Treatment of dental erosion depends on the problem. Usually, simply bonding a filling onto the tooth will be enough to repair it. However, in more severe cases, the dentist may recommend covering the tooth with a crown or veneer. The crown may protect the tooth from further decay.
Lifestyle changes & Home remedies
What are some lifestyle changes or home remedies that can help me manage dental erosion?
The following lifestyles and home remedies might help you cope with dental erosion:
- Eliminate highly acidic foods and drinks from your diet such as carbonated sodas, lemons, and other citrus fruits and juices. Rinse your mouth immediately with clear water after eating acidic foods or drinking acidic drinks.
- Use a straw when you drink acidic drinks. The straw pushes the liquid to the back of your mouth, avoiding your teeth.
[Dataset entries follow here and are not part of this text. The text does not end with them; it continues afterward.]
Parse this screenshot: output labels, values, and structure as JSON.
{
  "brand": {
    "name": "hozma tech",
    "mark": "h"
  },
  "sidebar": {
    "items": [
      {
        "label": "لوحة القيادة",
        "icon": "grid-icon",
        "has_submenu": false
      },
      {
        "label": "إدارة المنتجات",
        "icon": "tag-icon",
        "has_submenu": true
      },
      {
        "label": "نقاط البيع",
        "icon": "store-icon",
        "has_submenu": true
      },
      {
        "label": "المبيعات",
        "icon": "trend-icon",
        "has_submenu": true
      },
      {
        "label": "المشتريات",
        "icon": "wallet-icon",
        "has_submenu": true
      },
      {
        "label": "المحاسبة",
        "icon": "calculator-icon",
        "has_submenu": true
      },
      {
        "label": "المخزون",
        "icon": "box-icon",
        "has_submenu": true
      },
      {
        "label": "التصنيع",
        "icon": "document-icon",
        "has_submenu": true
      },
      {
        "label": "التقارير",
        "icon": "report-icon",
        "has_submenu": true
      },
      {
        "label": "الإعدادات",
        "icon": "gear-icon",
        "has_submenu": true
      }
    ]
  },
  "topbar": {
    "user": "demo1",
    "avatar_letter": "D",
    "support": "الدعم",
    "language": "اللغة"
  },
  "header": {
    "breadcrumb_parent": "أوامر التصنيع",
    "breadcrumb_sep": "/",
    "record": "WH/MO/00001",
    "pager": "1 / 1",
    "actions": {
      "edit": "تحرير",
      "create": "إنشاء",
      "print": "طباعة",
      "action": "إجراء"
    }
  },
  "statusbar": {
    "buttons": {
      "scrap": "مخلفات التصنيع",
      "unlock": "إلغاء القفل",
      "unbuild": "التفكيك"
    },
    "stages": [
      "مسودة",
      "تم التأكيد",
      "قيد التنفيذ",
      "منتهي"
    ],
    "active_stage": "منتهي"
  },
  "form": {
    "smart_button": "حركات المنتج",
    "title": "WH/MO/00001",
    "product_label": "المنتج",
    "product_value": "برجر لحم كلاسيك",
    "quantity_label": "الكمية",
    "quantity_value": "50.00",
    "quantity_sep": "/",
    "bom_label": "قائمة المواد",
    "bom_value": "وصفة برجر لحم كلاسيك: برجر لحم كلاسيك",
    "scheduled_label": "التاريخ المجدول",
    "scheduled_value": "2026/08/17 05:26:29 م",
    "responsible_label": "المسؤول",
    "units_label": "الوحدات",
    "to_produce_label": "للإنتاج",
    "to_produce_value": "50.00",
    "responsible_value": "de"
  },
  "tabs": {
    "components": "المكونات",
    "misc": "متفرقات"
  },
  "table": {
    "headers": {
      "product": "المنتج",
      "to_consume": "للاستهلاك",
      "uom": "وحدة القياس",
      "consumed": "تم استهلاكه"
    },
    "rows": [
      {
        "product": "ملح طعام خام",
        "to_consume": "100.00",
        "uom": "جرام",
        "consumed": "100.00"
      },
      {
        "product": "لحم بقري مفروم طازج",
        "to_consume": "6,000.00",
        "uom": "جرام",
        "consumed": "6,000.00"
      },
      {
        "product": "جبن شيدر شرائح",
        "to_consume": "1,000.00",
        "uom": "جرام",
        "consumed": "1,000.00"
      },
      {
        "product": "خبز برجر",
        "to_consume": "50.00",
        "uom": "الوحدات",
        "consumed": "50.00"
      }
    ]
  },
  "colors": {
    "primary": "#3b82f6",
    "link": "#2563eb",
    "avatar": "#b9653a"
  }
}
- Monitor snacks. Snacking throughout the day increases the chance of tooth decay. The mouth is acidic for a few hours after eating foods high in sugar and starches. Avoid snacking unless you’re able to rinse your mouth and brush teeth.
- Chew sugar-free gum between meals. Chewing gum boosts saliva production up to 10 times the normal flow. Saliva helps strengthen teeth with important minerals. Be sure to select sugar-free gum with xylitol, which is shown to reduce acids in beverages and foods.
- Drink more water throughout the day if you have low saliva volume or dry mouth.
- Use fluoride toothpaste. Fluoride strengthens teeth, so make sure fluoride is listed as an ingredient in your toothpaste.
- Ask your dentist if sealants may be helpful in preventing enamel erosion and tooth decay.
If you have any questions, please consult with your doctor to better understand the best solution for you.
Hello Health Group does not provide medical advice, diagnosis or treatment.
Review Date: March 2, 2017 | Last Modified: September 12, 2019
Dental erosion. https://www.dentalhealth.org/tell-me-about/topic/mouth-conditions/dental-erosion. Accessed Mar 2, 2017.
Tooth Enamel Erosion and Restoration. http://www.webmd.com/oral-health/guide/tooth-enamel-erosion-restoration#1-1. Accessed Mar 2, 2017.
Cavities/tooth decay. http://www.mayoclinic.org/diseases-conditions/cavities/basics/definition/con-20030076. Accessed Mar 2, 2017.